I grew up during the 6o’s. I was born in 1955 and by 1960 I was more or less aware of the world around me. I remember going to kindergarten in Springfield, Illinois. My father taught Junior High School English. My mother was a telephone operator. Every morning I was dropped off at day care. When it was time for school, the five year olds were marched across the street to the elementary school where we attended a half day of kindergarten.
The schools in Springfield were very progressive. I remember being taught basic mathematical concepts with Napier rods. Those were the square sticks that were painted bright primary colors indicative of their length. We learned that two unit rods were as long as one rod two units long. We learned that four rods that are three units long were the same length as three rods that are four units long. I loved math class.
We learned to read about Dick and Jane and Sally and Spot. I learned to read very fast. I was hungry to read. My house was full of books and I was tired of looking at pictures and guessing what the words said. My folks read to me but I was a very independent child, an only child.
The next year I went to first grade in Rochester, Illinois, the suburb outside of Springfield where we lived. I got up and had breakfast with mom and dad and then walked to school. In the afternoon I walked from school to a neighbors house where I stayed until my mom and dad got home from work. Around Christmas that year my mom quit working. In February she went to the hospital and brought home my baby brother. I was no longer an only child.

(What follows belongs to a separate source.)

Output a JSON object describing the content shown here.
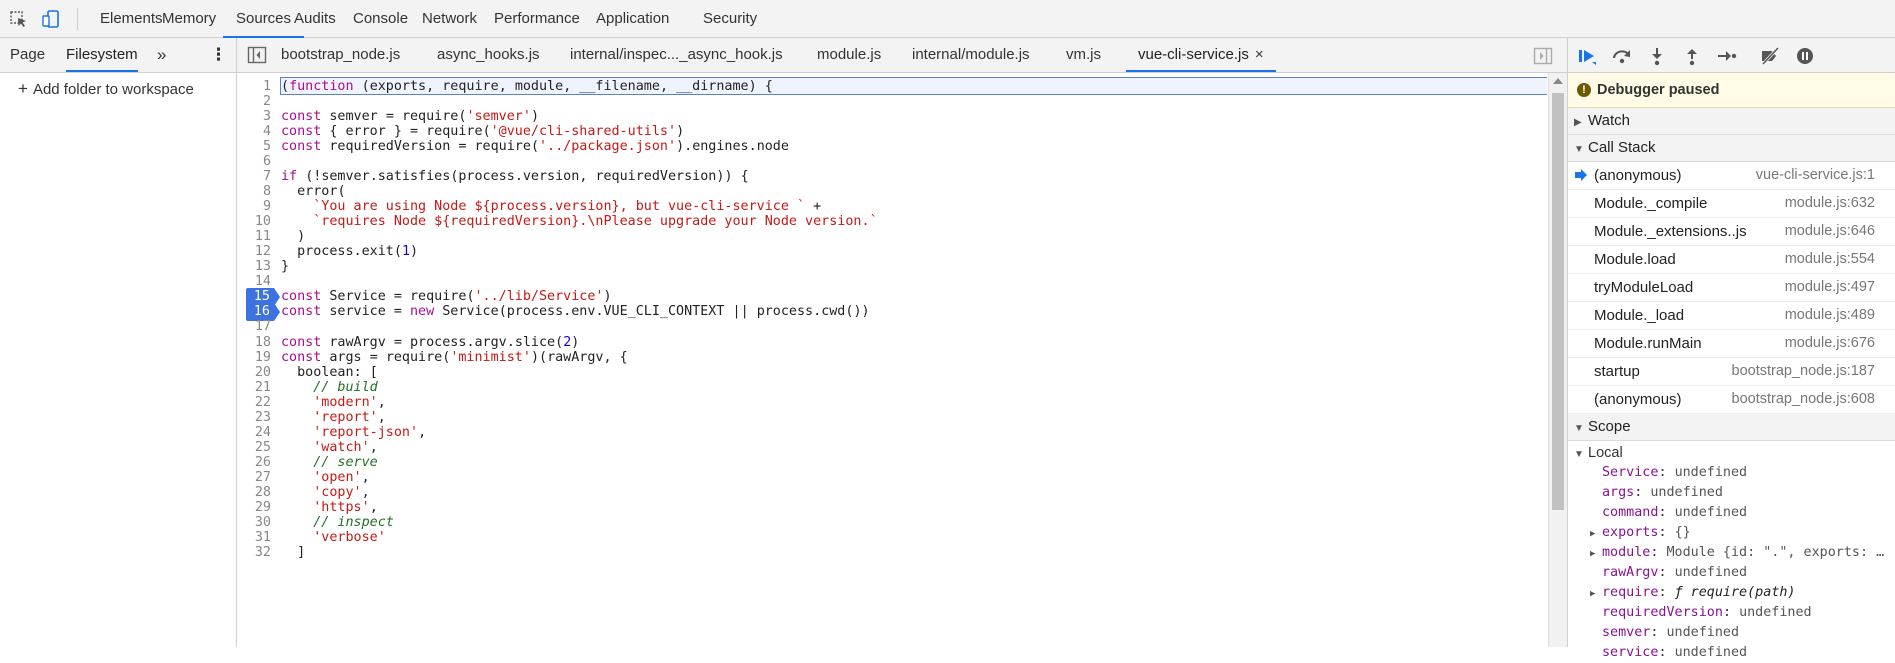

That year at school we watched on TV as Alan Sheppard rode his Mercury Redstone rocket into space. In the afternoons when I got home from school, I watched the Three Stooges on the local afternoon kid’s TV show. Right after my mom brought my brother home from the hospital I was in the studio audience of the show. When the host interviewed me I said hello to my mom and dad and my new little brother and Lucile. When the host asked if Lucile was my girlfriend I said, “No, she’s my grandmother’s housekeeper that’s come to stay with us and help my momma take care of the baby.”
My momma later told me that Lucile had said, “Bless that baby’s heart.” She was overwhelmed with emotion to have been acknowledged on television by her employer’s white grandson. It was the sixties and I was a member of a generation that grew up with less prejudice than our parents. We still grew up with the burden of white privilege but we saw people as people totally blind to the color of their skin. At least that was how it was in First grade.
Sweet dreams, don’t forget to tell the ones you love that you love them, and most important of all, be kind.